** Given records follows **

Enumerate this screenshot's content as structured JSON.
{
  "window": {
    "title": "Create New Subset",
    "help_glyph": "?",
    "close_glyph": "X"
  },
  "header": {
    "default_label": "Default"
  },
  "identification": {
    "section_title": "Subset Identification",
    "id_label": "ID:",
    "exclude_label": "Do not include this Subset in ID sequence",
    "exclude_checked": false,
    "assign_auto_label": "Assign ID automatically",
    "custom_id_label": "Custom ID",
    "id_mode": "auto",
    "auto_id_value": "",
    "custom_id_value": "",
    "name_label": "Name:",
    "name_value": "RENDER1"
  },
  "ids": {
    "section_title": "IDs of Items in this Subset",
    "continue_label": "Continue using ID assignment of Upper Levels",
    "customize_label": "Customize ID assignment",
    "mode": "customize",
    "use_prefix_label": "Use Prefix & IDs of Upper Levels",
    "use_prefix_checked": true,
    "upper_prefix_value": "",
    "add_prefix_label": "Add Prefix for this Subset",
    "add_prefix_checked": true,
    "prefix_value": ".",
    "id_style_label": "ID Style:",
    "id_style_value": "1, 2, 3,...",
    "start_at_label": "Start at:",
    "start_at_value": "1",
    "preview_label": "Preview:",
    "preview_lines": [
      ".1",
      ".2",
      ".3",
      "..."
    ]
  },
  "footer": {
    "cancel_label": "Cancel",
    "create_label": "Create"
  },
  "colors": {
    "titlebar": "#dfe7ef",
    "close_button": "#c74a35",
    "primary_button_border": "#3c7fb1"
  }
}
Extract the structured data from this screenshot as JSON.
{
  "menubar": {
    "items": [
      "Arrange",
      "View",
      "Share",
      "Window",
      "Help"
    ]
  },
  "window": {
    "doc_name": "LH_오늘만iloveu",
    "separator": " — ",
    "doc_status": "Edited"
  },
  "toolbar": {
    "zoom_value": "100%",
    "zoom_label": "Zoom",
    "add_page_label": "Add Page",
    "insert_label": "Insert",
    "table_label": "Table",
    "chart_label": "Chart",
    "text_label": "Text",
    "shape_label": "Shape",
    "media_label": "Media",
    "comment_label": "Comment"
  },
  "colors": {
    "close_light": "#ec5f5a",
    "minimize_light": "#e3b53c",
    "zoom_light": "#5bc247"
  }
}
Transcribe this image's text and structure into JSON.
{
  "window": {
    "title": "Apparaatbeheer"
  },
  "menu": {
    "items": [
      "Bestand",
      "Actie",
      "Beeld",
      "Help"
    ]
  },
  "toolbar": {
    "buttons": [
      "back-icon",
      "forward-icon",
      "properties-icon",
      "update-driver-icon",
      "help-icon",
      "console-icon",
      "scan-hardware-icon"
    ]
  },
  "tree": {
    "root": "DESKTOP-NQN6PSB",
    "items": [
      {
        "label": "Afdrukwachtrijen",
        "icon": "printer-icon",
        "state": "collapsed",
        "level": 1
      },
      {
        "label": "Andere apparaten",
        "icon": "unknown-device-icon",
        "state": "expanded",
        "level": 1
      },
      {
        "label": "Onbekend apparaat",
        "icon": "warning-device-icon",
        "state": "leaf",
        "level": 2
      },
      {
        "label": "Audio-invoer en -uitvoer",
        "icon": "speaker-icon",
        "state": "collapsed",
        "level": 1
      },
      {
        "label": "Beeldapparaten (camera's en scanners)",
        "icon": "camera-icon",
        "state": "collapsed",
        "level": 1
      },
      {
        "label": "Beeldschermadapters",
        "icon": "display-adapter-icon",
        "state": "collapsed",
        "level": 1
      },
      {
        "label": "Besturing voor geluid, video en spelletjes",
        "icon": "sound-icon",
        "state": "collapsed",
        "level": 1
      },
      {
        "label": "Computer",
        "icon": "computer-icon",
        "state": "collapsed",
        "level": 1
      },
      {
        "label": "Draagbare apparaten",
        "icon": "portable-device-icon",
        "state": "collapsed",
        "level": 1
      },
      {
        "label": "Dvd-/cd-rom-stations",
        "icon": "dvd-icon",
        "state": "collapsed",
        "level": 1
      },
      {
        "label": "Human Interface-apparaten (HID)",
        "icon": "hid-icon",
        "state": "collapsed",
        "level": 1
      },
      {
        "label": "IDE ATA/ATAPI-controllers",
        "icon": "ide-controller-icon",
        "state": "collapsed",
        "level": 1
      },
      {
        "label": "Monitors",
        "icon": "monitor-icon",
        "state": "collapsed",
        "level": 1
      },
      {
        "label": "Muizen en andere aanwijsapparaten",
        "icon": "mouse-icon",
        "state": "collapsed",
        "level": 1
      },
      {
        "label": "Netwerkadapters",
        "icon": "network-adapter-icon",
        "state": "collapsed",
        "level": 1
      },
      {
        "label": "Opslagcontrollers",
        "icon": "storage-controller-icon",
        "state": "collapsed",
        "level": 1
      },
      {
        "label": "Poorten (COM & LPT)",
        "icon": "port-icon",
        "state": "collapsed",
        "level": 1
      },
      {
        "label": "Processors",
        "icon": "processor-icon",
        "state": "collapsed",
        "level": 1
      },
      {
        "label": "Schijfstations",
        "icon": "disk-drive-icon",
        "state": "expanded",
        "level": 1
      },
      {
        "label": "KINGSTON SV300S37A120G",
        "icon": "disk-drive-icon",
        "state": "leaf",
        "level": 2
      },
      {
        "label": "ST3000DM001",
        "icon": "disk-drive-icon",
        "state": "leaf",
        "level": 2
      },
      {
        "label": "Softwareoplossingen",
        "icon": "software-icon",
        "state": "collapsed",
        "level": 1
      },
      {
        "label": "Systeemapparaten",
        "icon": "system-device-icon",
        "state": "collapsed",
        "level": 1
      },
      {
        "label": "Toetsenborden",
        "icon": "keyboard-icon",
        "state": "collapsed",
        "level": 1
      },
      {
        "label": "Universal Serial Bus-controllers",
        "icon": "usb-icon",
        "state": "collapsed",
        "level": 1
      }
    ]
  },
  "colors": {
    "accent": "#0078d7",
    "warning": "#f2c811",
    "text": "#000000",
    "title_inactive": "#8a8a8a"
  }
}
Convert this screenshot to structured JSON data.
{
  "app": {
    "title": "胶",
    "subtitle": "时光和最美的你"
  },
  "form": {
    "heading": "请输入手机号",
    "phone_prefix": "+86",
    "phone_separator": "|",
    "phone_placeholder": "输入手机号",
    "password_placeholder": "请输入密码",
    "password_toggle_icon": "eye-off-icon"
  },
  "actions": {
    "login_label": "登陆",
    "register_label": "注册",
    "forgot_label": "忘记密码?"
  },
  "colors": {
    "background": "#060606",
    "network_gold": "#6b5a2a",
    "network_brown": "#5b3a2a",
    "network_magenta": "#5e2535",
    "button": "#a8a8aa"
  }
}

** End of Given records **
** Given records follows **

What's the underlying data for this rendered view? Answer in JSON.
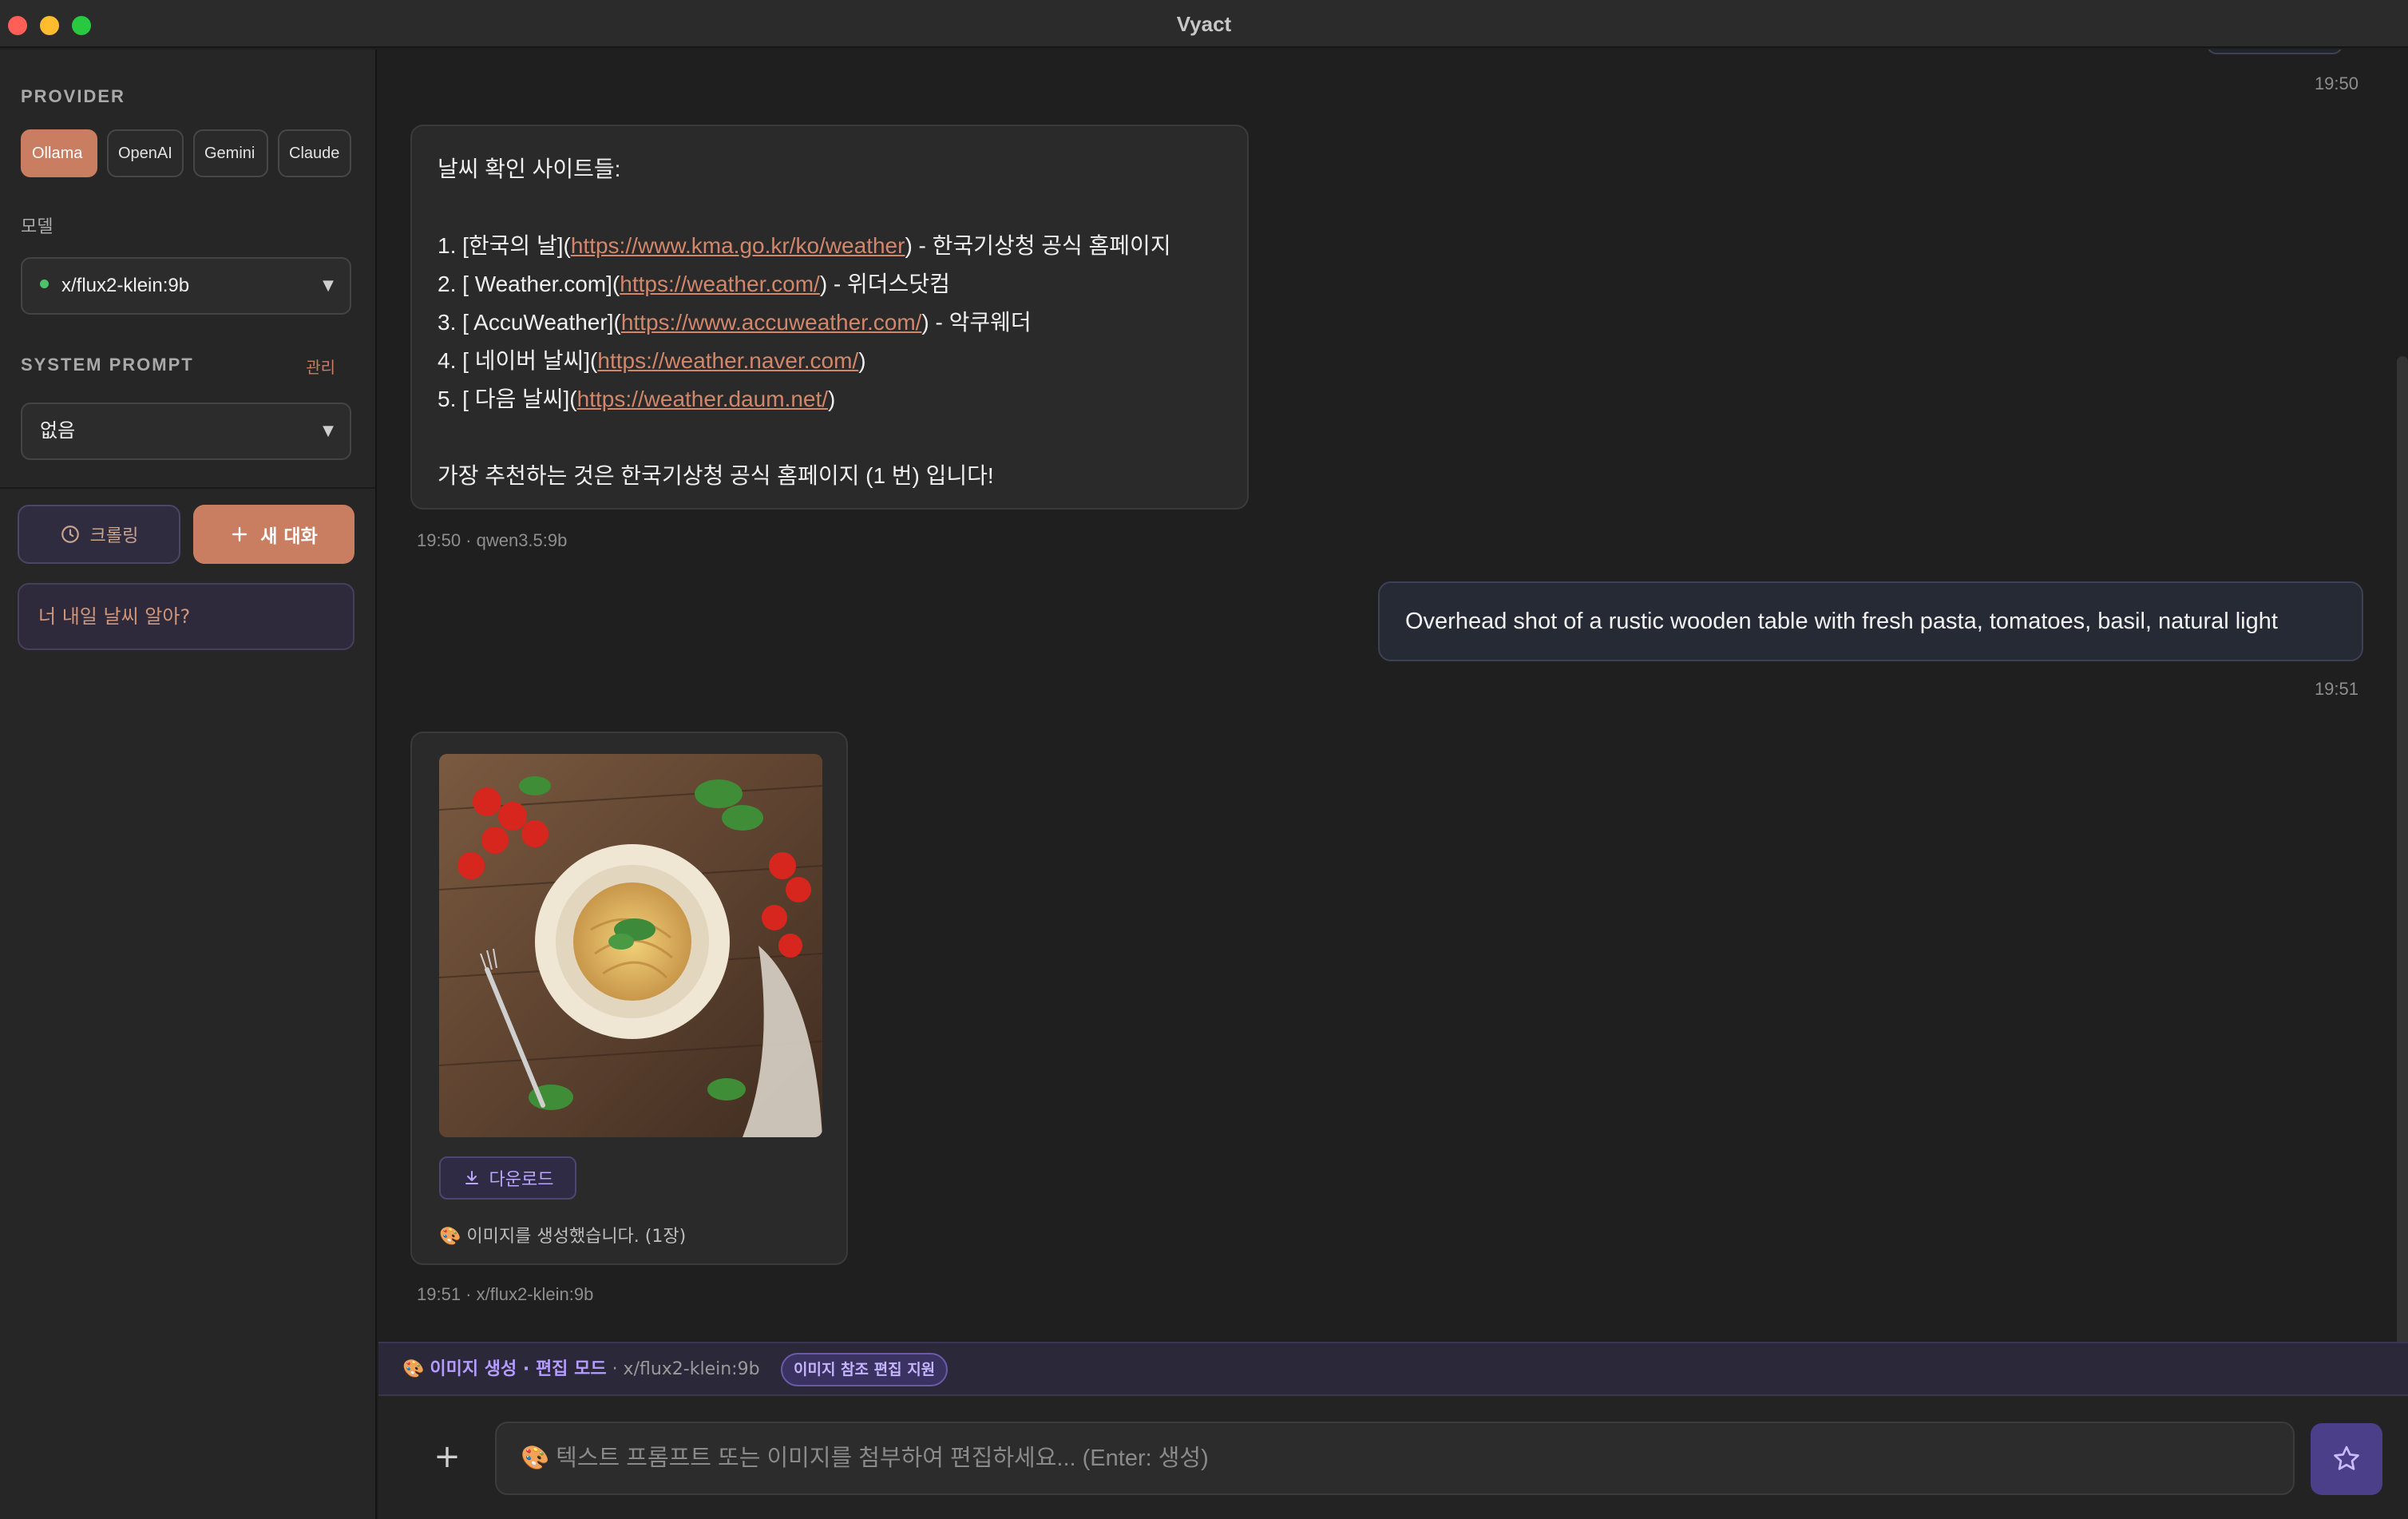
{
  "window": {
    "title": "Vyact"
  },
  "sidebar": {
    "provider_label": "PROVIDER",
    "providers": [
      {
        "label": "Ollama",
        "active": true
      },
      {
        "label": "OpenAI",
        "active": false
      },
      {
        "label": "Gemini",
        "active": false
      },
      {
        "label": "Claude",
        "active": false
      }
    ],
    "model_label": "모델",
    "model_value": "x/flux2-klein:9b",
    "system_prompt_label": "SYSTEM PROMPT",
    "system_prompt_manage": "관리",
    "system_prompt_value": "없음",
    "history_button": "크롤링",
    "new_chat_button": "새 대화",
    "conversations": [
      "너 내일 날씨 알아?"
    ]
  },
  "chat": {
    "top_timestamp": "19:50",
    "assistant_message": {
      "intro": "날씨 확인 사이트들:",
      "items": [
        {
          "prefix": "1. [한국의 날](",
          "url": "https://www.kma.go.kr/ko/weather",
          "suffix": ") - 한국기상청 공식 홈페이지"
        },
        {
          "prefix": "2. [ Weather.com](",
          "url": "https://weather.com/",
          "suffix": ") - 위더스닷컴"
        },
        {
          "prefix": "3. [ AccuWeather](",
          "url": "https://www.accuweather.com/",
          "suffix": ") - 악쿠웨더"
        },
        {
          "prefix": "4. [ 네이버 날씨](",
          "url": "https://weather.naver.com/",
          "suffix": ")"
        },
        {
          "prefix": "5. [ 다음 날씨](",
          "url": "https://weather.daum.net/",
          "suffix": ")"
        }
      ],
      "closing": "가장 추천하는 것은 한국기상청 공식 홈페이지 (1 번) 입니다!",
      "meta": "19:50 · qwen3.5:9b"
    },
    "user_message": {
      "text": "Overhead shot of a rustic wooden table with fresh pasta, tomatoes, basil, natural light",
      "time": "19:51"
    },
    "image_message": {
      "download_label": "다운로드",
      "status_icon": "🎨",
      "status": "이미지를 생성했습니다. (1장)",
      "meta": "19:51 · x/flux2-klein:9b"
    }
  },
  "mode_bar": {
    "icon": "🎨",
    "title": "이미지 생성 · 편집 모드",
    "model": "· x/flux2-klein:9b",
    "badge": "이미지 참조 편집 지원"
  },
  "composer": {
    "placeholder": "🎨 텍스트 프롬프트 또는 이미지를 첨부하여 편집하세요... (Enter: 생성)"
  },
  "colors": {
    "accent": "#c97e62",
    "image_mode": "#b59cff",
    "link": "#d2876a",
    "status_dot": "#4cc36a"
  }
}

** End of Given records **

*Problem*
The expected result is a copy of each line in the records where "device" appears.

*Exercise solution*
        "icon": "unknown-device-icon",
        "icon": "warning-device-icon",
        "icon": "portable-device-icon",
        "icon": "system-device-icon",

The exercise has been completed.